I decided to stick with using walnut alkyd for the time being. There were three reasons for this: being an alkyd, it dries faster; it doesn't smell like linseed oil (which I don't much like the smell of when it's oxidizing); and it is more slippery than linseed oil. Having come from watercolor, acrylics, and casein, I got used to mediums that not only dry quickly but generally don't drag on the brush. I knew I probably couldn't get the same thing from oils, but I want it anyhow. So I investigated all possibly slippery oil painting mediums and decided to keep using the walnut alkyd until I got to the bottom of them all. I was at the point where, between the fast-drying pigments, painting thin, and using walnut alkyd, my paintings would be dry overnight. Not bad.

Then for the past week my eyes have been burning. I thought this might be allergies to stuff outside because the weather has been warmer, so I can have the windows open more. I've had plenty of allergies before, but they always involved sneezing. No sneezing with this. I wondered about a few posts I'd seen from people who were sensitive to solvents saying they could not even hack Graham's Walnut Alkyd. This stuff does not have any smell to me, and I haven't noticed anything in particular while using it. But I thought perhaps the burning eyes might be from that. Burning eyes and throat were what happened to me when I got sensitized to the ammonia in acrylics. I've never had burning eyes as a result of an allergy to something outside. Or inside, for that matter. Just with the acrylics. 

But here it was again. 

So I decided to try painting with straight walnut oil. No alkyd. Even though I knew that this would lengthen drying time a lot. But it was an experiment to see if my eyes would not burn.

When I started painting with oils again, I did everything I could to shorten drying time. But oddly enough, I found that I actually like working on multiple paintings at a time. It gives me time to think about issues in a painting and to imagine possible ways forward. I normally wake up at night and lie there thinking, usually about some image I am working on or just allowing to come into my head. So instead of feeling stifled by not being able to finish a painting right away, I am feeling good about it.

So tonight when I sat down to work on Storm Birds, I put the walnut alkyd aside and decided to use some of the cold-pressed washed walnut oil I got from The Art Treehouse. This place specializes in making low-toxicity mediums and paints. Well, so does Eco House, but I guess their low-toxicity orange solvent was just too much for me.

I usually start working on a touch-dry painting by spreading out a thin layer of walnut alkyd, but this time I decided to see how the paint would act without a "couch," as they call it--a thin layer of paint rubbed into a dry painting to help make the new paint glide in. That method had worked well for me, but this time I added new paint without any couch first. Just to see.
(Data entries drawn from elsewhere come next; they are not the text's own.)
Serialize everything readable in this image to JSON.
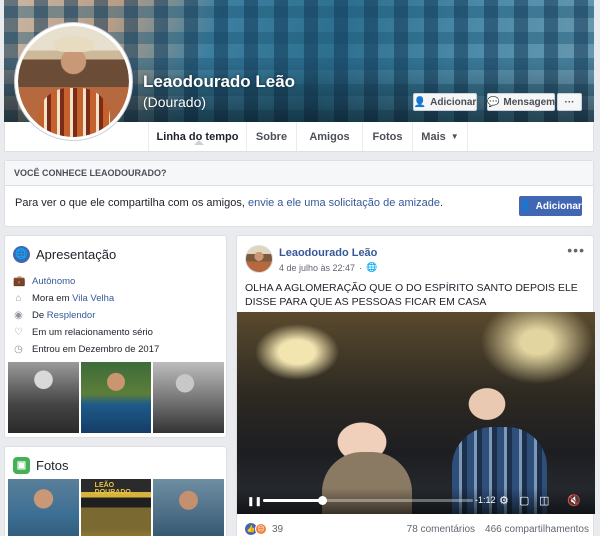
{
  "profile": {
    "name": "Leaodourado Leão",
    "alternate_name": "(Dourado)",
    "buttons": {
      "add_friend": "Adicionar",
      "message": "Mensagem",
      "more": "···"
    }
  },
  "tabs": [
    {
      "label": "Linha do tempo"
    },
    {
      "label": "Sobre"
    },
    {
      "label": "Amigos"
    },
    {
      "label": "Fotos"
    },
    {
      "label": "Mais"
    }
  ],
  "know_card": {
    "heading": "VOCÊ CONHECE LEAODOURADO?",
    "text_prefix": "Para ver o que ele compartilha com os amigos, ",
    "link_text": "envie a ele uma solicitação de amizade",
    "text_suffix": ".",
    "button": "Adicionar"
  },
  "intro": {
    "title": "Apresentação",
    "rows": [
      {
        "icon": "briefcase-icon",
        "link": "Autônomo",
        "prefix": ""
      },
      {
        "icon": "home-icon",
        "prefix": "Mora em ",
        "link": "Vila Velha"
      },
      {
        "icon": "location-icon",
        "prefix": "De ",
        "link": "Resplendor"
      },
      {
        "icon": "heart-icon",
        "prefix": "Em um relacionamento sério",
        "link": ""
      },
      {
        "icon": "clock-icon",
        "prefix": "Entrou em Dezembro de 2017",
        "link": ""
      }
    ]
  },
  "photos": {
    "title": "Fotos",
    "album_label": "LEÃO DOURADO"
  },
  "post": {
    "author": "Leaodourado Leão",
    "timestamp": "4 de julho às 22:47",
    "text": "OLHA A AGLOMERAÇÃO QUE O DO ESPÍRITO SANTO DEPOIS ELE DISSE PARA QUE AS PESSOAS FICAR EM CASA",
    "video": {
      "time": "-1:12",
      "progress": 0.28
    },
    "reactions_count": "39",
    "comments": "78 comentários",
    "shares": "466 compartilhamentos"
  },
  "colors": {
    "brand_blue": "#4267b2",
    "link_blue": "#365899",
    "page_bg": "#e9ebee"
  }
}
It was great. It was way more slippery than the walnut oil with alkyd in it (which is also a refined walnut oil and not washed). If I had tried to paint on a dry painting without oiling in first using the walnut alkyd, the paint would have been grabbed by the canvas nubs, leaving the little valleys in the canvas empty. I hate that when I'm trying to make the color solid and smooth. But with the washed walnut oil as a medium, I didn't have to oil in first. The paint spread well and was furthermore very spreadable once it was down. Nice and slippery! 

So tonight I went and bought a couple more bottles from The Art Tree House. :) I will update when I find out how long it takes to dry. Right now, the  morning after, it is not dry but it is not sopping wet by any means.

Three days later and the main part of the painting is dry. The titanium patches that are thicker than the rest are still moist. I can live with that span of drying time. 

Next up, try the heat polymerized walnut oil and see how that ranks in terms of slipperiness and drying time.